== RECORD EXCERPTS

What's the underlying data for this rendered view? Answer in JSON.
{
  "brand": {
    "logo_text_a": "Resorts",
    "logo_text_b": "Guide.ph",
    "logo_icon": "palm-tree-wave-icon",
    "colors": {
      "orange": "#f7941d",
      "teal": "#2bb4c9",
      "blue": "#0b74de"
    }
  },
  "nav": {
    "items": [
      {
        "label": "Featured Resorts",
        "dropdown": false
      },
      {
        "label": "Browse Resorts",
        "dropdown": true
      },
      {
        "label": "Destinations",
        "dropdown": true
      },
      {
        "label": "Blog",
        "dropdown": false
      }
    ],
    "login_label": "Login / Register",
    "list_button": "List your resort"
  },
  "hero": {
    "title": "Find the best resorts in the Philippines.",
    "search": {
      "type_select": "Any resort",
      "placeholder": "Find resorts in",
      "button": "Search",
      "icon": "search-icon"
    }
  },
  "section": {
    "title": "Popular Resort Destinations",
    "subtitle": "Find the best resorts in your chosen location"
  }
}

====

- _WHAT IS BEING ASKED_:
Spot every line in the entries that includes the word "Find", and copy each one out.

- _REPLY TO THE EXERCISE_:
    "title": "Find the best resorts in the Philippines.",
      "placeholder": "Find resorts in",
    "subtitle": "Find the best resorts in your chosen location"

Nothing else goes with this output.